Her enthusiasm is contagious, and her ideas are certainly something she both learned abroad and has thought about for the good of her company. Like other chefs, she is feeling the shortage of line cooks—in a profession where aspiring chefs have watched too many glamorous Food Network shows and aren’t willing to start at the bottom. These are shows that she has turned down opportunities to make appearances on, feeling that perhaps they aren’t the best stage for her, considering the message that they send.

“Like other chefs, I want the best talent, but I also want [my cooks] to have a life. I can work 80 hours per week and 11 months per year but I need a reprieve for a month. In France you work like that, but you get a month’s paid vacation. Here, entry-level line cooks have no vacation time, ever,” she says. “No overtime pay. No downtime. A cook either needs that, or a five-day workweek. It’s not conducive for employee or employer.”
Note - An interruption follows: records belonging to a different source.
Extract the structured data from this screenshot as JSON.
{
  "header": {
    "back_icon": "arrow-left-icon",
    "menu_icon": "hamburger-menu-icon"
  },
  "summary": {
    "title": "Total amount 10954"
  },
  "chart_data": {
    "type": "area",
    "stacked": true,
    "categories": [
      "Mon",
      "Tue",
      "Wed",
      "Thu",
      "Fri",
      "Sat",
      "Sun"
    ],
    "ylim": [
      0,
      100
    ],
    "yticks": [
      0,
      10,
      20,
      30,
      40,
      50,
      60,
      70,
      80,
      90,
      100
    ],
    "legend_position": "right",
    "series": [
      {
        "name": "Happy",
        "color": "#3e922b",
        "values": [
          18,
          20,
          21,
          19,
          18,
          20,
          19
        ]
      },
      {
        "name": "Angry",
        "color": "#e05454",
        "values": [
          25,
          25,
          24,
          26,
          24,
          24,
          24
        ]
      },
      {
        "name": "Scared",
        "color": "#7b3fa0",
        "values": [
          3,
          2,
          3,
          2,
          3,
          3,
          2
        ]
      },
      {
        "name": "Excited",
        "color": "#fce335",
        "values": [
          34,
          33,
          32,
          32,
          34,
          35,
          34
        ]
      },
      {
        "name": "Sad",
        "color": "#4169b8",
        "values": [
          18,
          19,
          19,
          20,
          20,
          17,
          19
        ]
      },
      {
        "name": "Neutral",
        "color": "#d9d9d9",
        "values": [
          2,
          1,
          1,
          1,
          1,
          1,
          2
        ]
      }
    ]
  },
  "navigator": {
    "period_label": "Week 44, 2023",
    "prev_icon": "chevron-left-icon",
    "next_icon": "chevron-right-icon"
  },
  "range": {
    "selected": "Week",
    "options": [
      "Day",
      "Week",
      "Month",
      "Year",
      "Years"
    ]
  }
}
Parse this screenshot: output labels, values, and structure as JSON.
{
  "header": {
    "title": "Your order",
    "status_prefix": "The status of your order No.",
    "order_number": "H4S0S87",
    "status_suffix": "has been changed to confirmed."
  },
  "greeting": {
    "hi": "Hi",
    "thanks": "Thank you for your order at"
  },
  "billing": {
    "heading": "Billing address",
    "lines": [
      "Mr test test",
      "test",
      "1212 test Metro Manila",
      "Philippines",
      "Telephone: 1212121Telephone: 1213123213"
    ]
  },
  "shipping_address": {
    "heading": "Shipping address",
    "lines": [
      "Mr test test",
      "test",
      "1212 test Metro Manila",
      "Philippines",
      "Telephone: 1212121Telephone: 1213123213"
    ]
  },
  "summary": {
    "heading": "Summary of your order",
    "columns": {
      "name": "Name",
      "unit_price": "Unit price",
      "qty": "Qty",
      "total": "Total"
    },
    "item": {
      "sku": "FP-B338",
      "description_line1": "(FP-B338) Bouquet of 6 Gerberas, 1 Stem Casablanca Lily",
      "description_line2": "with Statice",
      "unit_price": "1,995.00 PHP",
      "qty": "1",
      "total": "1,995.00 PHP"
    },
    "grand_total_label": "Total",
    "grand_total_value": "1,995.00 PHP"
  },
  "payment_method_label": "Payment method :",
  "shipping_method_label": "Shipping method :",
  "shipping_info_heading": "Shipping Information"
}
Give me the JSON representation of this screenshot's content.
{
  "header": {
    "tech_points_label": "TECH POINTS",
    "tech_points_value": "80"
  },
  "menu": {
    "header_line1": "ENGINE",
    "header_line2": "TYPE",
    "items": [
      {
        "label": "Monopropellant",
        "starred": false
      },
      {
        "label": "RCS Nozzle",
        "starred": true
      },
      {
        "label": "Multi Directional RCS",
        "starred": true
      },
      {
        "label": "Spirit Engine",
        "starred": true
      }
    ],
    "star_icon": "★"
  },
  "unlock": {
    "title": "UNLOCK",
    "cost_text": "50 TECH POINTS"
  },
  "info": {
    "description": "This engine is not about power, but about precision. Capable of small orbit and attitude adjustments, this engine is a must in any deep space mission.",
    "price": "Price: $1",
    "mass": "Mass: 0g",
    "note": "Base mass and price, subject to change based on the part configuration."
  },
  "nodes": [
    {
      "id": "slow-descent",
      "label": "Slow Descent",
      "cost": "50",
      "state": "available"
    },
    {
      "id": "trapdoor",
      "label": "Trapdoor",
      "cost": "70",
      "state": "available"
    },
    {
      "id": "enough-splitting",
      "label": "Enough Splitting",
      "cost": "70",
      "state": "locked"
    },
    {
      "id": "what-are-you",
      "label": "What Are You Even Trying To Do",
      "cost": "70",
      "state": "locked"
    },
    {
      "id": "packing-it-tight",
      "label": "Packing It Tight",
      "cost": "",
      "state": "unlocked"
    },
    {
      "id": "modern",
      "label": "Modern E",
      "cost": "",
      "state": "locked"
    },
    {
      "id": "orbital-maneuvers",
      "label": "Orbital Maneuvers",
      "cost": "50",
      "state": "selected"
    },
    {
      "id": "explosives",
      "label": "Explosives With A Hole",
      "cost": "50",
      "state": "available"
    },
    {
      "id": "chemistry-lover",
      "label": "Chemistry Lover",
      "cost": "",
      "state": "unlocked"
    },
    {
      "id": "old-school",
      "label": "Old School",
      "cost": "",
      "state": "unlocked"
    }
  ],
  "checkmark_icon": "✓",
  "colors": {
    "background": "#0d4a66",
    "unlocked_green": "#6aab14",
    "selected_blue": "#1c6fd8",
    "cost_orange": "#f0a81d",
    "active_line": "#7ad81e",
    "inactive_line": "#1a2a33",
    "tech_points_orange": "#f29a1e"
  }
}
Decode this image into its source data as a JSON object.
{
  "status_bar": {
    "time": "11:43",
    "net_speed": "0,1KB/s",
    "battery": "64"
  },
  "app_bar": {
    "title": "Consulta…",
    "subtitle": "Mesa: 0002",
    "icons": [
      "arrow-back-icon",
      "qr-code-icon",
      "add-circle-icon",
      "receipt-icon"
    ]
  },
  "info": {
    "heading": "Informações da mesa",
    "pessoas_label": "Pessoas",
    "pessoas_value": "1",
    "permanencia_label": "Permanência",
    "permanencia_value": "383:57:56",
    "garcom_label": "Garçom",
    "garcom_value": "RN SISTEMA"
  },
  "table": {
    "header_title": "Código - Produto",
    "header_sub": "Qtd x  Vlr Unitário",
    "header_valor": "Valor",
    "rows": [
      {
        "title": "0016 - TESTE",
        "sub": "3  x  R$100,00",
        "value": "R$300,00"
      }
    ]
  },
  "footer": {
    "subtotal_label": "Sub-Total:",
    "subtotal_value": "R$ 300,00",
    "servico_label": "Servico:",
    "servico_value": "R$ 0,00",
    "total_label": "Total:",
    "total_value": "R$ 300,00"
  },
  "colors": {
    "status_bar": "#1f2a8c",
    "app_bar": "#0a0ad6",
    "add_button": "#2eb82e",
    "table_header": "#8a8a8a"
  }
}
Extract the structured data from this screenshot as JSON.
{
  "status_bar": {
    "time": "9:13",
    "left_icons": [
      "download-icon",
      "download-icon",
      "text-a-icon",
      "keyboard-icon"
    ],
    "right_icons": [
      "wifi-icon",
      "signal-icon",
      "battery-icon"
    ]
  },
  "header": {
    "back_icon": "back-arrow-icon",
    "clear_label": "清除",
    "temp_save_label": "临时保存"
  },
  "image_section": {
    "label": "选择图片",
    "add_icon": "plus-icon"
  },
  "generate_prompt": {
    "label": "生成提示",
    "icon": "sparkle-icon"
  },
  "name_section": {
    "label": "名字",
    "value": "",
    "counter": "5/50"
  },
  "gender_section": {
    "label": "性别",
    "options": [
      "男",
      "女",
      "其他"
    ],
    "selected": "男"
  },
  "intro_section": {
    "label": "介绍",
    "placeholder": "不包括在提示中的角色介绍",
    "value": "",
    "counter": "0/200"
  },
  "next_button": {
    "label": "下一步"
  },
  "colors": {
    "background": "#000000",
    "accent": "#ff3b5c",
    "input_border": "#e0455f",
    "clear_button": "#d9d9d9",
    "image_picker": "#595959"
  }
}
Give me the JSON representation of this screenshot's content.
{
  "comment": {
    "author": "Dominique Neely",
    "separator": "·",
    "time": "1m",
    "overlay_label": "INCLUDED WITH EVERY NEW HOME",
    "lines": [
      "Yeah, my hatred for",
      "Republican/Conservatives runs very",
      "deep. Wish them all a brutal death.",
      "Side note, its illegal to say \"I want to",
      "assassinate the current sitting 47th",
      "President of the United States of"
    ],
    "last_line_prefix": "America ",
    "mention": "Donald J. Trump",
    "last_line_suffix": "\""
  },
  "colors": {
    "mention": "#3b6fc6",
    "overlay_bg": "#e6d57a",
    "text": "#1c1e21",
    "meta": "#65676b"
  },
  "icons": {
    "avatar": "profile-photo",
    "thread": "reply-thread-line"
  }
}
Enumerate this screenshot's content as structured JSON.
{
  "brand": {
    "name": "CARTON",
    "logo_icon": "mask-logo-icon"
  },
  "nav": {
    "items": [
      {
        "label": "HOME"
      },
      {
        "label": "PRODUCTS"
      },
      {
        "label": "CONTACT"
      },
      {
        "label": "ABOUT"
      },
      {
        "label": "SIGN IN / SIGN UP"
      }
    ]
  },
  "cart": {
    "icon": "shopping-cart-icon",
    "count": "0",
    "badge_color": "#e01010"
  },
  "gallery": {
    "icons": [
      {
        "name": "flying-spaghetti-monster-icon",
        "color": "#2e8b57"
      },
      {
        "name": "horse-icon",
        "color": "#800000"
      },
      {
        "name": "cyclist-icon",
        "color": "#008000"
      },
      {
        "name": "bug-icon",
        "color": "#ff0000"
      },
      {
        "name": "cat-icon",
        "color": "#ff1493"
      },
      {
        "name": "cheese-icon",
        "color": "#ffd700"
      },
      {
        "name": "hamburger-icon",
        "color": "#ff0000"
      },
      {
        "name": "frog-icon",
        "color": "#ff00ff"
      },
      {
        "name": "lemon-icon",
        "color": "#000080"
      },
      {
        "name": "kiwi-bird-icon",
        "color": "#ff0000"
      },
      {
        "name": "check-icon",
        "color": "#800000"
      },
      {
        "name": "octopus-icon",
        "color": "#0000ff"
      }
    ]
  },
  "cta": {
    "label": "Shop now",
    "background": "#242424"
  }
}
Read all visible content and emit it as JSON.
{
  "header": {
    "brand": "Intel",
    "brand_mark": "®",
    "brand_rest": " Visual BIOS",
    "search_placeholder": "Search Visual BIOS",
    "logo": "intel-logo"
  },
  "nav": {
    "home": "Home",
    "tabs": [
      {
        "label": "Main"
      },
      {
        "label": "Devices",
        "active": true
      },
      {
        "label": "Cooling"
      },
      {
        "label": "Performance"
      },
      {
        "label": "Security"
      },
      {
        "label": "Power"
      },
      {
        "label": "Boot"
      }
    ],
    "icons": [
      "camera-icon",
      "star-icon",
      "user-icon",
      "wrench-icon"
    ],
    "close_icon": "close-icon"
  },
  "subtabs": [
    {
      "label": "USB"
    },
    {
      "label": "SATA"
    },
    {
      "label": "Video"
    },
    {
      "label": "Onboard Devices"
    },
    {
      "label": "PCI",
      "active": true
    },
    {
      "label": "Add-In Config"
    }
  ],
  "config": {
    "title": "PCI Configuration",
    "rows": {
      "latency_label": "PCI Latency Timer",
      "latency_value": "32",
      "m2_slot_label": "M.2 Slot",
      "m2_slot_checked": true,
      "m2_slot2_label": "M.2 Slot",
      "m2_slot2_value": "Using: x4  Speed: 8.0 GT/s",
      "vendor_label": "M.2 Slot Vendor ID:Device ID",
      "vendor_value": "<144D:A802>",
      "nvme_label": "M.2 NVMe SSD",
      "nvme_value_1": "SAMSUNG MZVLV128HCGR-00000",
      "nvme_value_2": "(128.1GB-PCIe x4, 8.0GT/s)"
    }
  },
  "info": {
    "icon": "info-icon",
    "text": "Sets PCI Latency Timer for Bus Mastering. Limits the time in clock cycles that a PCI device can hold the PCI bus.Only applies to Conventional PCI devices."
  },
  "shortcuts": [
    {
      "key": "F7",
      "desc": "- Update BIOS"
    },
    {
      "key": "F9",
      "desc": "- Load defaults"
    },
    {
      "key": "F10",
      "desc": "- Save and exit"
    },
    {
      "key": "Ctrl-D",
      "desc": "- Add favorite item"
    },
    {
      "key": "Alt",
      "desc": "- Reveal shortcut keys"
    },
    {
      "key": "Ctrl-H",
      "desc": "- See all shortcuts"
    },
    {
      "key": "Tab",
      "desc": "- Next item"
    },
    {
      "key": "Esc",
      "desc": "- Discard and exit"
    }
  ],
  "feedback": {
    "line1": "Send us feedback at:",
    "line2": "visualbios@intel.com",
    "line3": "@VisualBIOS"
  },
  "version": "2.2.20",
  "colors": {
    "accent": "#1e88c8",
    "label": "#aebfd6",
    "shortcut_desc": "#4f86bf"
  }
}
While Stadler’s ideas may not be popular with older chefs who may see the rigor as a rite of passage into a culinary career, her millennial philosophy is appealing to those around her. In fact, she’s kept employees longer than the average chef, and one line cook who has been with her since the beginning of Tao Yuan is now kitchen manager at BaoBao.

Clearly her passion for fairness is one reason why her employees are loyal. She’s the first to admit she can’t always make it happen, but she insists, “I’m trying to find an appropriate work-life balance.”

Perhaps, after the aquaponics greenhouse project takes off, she’ll start with practicing that advice herself. But chances are, with Cara Stadler, there’s already another 10-year plan in the works.